Skip the pictures and repeat each line of the data exactly.

>>

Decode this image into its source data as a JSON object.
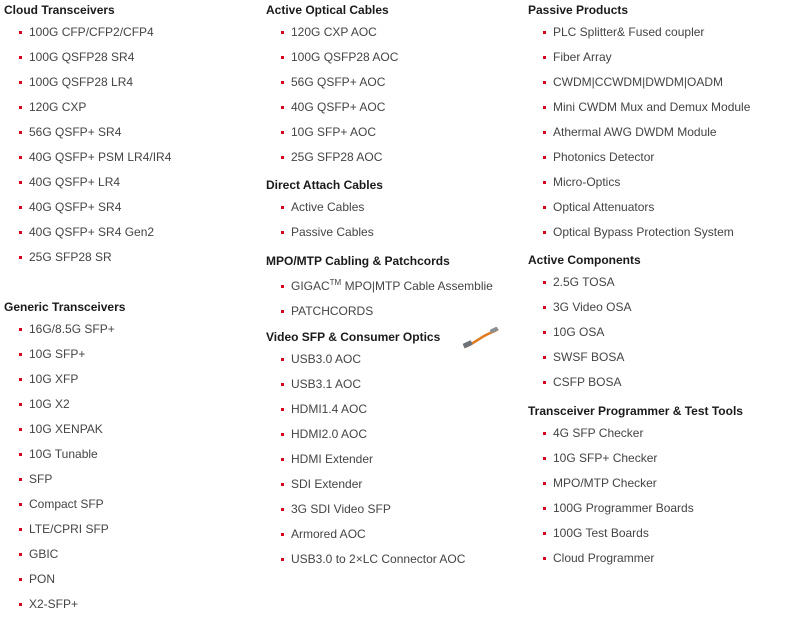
{
  "columns": [
    {
      "sections": [
        {
          "title": "Cloud Transceivers",
          "items": [
            "100G CFP/CFP2/CFP4",
            "100G QSFP28 SR4",
            "100G QSFP28 LR4",
            "120G CXP",
            "56G QSFP+ SR4",
            "40G QSFP+ PSM LR4/IR4",
            "40G QSFP+ LR4",
            "40G QSFP+ SR4",
            "40G QSFP+ SR4 Gen2",
            "25G SFP28 SR"
          ]
        },
        {
          "title": "Generic Transceivers",
          "items": [
            "16G/8.5G SFP+",
            "10G SFP+",
            "10G XFP",
            "10G X2",
            "10G XENPAK",
            "10G Tunable",
            "SFP",
            "Compact SFP",
            "LTE/CPRI SFP",
            "GBIC",
            "PON",
            "X2-SFP+"
          ]
        }
      ]
    },
    {
      "sections": [
        {
          "title": "Active Optical Cables",
          "items": [
            "120G CXP AOC",
            "100G QSFP28 AOC",
            "56G QSFP+ AOC",
            "40G QSFP+ AOC",
            "10G SFP+ AOC",
            "25G SFP28 AOC"
          ]
        },
        {
          "title": "Direct Attach Cables",
          "items": [
            "Active Cables",
            "Passive Cables"
          ]
        },
        {
          "title": "MPO/MTP Cabling & Patchcords",
          "items": [
            "GIGAC",
            "PATCHCORDS"
          ],
          "gigac_tm": "TM",
          "gigac_rest": " MPO|MTP Cable Assemblie"
        },
        {
          "title": "Video SFP & Consumer Optics",
          "icon": "usb-cable-icon",
          "items": [
            "USB3.0 AOC",
            "USB3.1 AOC",
            "HDMI1.4 AOC",
            "HDMI2.0 AOC",
            "HDMI Extender",
            "SDI Extender",
            "3G SDI Video SFP",
            "Armored AOC",
            "USB3.0 to 2×LC Connector AOC"
          ]
        }
      ]
    },
    {
      "sections": [
        {
          "title": "Passive Products",
          "items": [
            "PLC Splitter& Fused coupler",
            "Fiber Array",
            "CWDM|CCWDM|DWDM|OADM",
            "Mini CWDM Mux and Demux Module",
            "Athermal AWG DWDM Module",
            "Photonics Detector",
            "Micro-Optics",
            "Optical Attenuators",
            "Optical Bypass Protection System"
          ]
        },
        {
          "title": "Active Components",
          "items": [
            "2.5G TOSA",
            "3G Video OSA",
            "10G OSA",
            "SWSF BOSA",
            "CSFP BOSA"
          ]
        },
        {
          "title": "Transceiver Programmer & Test Tools",
          "items": [
            "4G SFP Checker",
            "10G SFP+ Checker",
            "MPO/MTP Checker",
            "100G Programmer Boards",
            "100G Test Boards",
            "Cloud Programmer"
          ]
        }
      ]
    }
  ],
  "colors": {
    "bullet": "#d6001c",
    "heading": "#1a1a1a",
    "item_text": "#444444"
  }
}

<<

* **WRITTEN SOLUTION**
Decode this image into its source data as a JSON object.
{
  "columns": [
    {
      "sections": [
        {
          "title": "Cloud Transceivers",
          "items": [
            "100G CFP/CFP2/CFP4",
            "100G QSFP28 SR4",
            "100G QSFP28 LR4",
            "120G CXP",
            "56G QSFP+ SR4",
            "40G QSFP+ PSM LR4/IR4",
            "40G QSFP+ LR4",
            "40G QSFP+ SR4",
            "40G QSFP+ SR4 Gen2",
            "25G SFP28 SR"
          ]
        },
        {
          "title": "Generic Transceivers",
          "items": [
            "16G/8.5G SFP+",
            "10G SFP+",
            "10G XFP",
            "10G X2",
            "10G XENPAK",
            "10G Tunable",
            "SFP",
            "Compact SFP",
            "LTE/CPRI SFP",
            "GBIC",
            "PON",
            "X2-SFP+"
          ]
        }
      ]
    },
    {
      "sections": [
        {
          "title": "Active Optical Cables",
          "items": [
            "120G CXP AOC",
            "100G QSFP28 AOC",
            "56G QSFP+ AOC",
            "40G QSFP+ AOC",
            "10G SFP+ AOC",
            "25G SFP28 AOC"
          ]
        },
        {
          "title": "Direct Attach Cables",
          "items": [
            "Active Cables",
            "Passive Cables"
          ]
        },
        {
          "title": "MPO/MTP Cabling & Patchcords",
          "items": [
            "GIGAC",
            "PATCHCORDS"
          ],
          "gigac_tm": "TM",
          "gigac_rest": " MPO|MTP Cable Assemblie"
        },
        {
          "title": "Video SFP & Consumer Optics",
          "icon": "usb-cable-icon",
          "items": [
            "USB3.0 AOC",
            "USB3.1 AOC",
            "HDMI1.4 AOC",
            "HDMI2.0 AOC",
            "HDMI Extender",
            "SDI Extender",
            "3G SDI Video SFP",
            "Armored AOC",
            "USB3.0 to 2×LC Connector AOC"
          ]
        }
      ]
    },
    {
      "sections": [
        {
          "title": "Passive Products",
          "items": [
            "PLC Splitter& Fused coupler",
            "Fiber Array",
            "CWDM|CCWDM|DWDM|OADM",
            "Mini CWDM Mux and Demux Module",
            "Athermal AWG DWDM Module",
            "Photonics Detector",
            "Micro-Optics",
            "Optical Attenuators",
            "Optical Bypass Protection System"
          ]
        },
        {
          "title": "Active Components",
          "items": [
            "2.5G TOSA",
            "3G Video OSA",
            "10G OSA",
            "SWSF BOSA",
            "CSFP BOSA"
          ]
        },
        {
          "title": "Transceiver Programmer & Test Tools",
          "items": [
            "4G SFP Checker",
            "10G SFP+ Checker",
            "MPO/MTP Checker",
            "100G Programmer Boards",
            "100G Test Boards",
            "Cloud Programmer"
          ]
        }
      ]
    }
  ],
  "colors": {
    "bullet": "#d6001c",
    "heading": "#1a1a1a",
    "item_text": "#444444"
  }
}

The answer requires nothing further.